Web page and app entries
============

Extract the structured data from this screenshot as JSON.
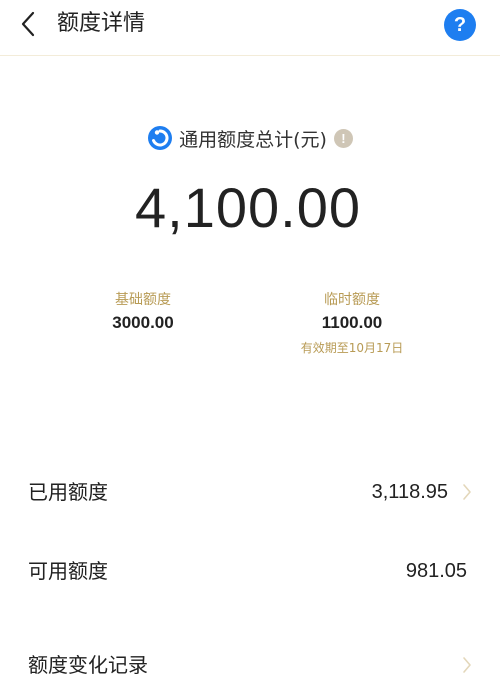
{
  "header": {
    "title": "额度详情",
    "help_label": "?"
  },
  "summary": {
    "total_label": "通用额度总计(元)",
    "info_label": "!",
    "total_amount": "4,100.00",
    "base": {
      "label": "基础额度",
      "value": "3000.00"
    },
    "temporary": {
      "label": "临时额度",
      "value": "1100.00",
      "note": "有效期至10月17日"
    }
  },
  "rows": {
    "used": {
      "label": "已用额度",
      "value": "3,118.95"
    },
    "available": {
      "label": "可用额度",
      "value": "981.05"
    },
    "history": {
      "label": "额度变化记录"
    }
  },
  "colors": {
    "accent_gold": "#b89b55",
    "help_blue": "#1e7ef0",
    "info_gray": "#cfc6b6"
  },
  "icons": {
    "back": "chevron-left-icon",
    "help": "question-mark-icon",
    "brand": "brand-logo-icon",
    "info": "exclamation-icon",
    "row_arrow": "chevron-right-icon"
  }
}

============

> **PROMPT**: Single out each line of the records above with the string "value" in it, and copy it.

> **SOLUTION TO THIS EXERCISE**:
      "value": "3000.00"
      "value": "1100.00",
      "value": "3,118.95"
      "value": "981.05"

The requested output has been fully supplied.